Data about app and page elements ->
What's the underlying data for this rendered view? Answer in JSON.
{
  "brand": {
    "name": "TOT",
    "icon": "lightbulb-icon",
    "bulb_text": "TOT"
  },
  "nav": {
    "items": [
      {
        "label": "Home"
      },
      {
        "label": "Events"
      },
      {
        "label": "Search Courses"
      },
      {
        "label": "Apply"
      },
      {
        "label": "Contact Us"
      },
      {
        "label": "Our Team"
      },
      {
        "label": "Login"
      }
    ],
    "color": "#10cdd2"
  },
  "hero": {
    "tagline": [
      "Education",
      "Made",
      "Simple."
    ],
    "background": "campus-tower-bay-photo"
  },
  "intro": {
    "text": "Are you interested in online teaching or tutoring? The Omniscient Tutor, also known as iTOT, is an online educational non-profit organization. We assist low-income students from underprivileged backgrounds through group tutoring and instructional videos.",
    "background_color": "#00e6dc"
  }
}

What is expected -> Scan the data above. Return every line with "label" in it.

Worked solution ->
        "label": "Home"
        "label": "Events"
        "label": "Search Courses"
        "label": "Apply"
        "label": "Contact Us"
        "label": "Our Team"
        "label": "Login"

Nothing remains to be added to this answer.